Every line of the listing that holds the word "data" should be returned.

START MATERIAL FOR THIS EXERCISE

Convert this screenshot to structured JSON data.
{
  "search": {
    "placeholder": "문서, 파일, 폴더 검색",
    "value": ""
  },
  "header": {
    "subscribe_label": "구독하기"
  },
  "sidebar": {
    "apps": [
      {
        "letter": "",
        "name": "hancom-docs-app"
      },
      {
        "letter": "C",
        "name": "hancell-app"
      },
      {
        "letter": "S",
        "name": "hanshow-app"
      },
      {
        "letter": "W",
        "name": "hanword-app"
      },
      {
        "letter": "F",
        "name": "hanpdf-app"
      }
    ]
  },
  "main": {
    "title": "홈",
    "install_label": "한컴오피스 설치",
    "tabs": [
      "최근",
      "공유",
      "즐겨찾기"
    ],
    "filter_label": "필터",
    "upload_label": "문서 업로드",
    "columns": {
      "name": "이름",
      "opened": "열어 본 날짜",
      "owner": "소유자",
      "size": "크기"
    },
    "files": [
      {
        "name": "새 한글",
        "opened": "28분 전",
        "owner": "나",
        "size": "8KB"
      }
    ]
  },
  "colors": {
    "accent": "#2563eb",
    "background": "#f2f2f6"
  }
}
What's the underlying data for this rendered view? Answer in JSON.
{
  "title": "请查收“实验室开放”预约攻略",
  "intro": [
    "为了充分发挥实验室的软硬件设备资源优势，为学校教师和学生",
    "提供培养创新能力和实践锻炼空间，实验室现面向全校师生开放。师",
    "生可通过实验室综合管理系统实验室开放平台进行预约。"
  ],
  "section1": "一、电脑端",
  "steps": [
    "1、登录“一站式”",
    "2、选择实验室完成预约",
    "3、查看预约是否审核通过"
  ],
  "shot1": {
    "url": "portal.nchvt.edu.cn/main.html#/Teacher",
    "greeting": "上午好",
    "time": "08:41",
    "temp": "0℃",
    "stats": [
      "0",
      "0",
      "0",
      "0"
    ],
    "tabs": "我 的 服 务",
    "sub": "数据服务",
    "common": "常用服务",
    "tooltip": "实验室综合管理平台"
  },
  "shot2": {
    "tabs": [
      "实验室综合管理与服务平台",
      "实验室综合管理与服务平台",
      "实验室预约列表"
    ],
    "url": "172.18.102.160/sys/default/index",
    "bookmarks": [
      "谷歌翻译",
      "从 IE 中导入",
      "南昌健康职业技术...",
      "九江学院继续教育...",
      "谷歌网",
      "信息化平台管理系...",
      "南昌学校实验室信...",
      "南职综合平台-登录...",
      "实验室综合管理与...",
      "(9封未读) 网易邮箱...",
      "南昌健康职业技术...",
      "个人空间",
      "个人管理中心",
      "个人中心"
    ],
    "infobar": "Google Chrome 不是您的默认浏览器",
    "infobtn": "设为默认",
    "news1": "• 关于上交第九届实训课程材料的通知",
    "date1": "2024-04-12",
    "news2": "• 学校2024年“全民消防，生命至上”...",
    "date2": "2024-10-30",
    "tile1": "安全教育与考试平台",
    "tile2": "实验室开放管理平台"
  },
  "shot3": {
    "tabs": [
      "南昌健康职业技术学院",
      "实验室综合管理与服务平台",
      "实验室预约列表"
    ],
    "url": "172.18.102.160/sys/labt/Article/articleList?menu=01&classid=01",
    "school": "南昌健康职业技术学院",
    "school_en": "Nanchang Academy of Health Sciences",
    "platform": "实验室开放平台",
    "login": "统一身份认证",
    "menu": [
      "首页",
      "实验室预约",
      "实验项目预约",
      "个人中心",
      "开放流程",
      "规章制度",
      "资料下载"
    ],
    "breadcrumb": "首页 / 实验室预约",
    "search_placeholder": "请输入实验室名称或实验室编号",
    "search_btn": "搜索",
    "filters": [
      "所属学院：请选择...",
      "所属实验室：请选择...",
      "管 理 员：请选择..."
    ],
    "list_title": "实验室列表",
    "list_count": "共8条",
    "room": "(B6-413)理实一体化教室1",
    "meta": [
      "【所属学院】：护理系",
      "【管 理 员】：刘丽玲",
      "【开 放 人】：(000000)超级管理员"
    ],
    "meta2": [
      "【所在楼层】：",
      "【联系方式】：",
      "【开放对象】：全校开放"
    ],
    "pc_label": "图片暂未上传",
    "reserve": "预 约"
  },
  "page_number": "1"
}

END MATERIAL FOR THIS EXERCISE

*SOLVED PROBLEM*
Convert this screenshot to structured JSON data.
What's the underlying data for this rendered view? Answer in JSON.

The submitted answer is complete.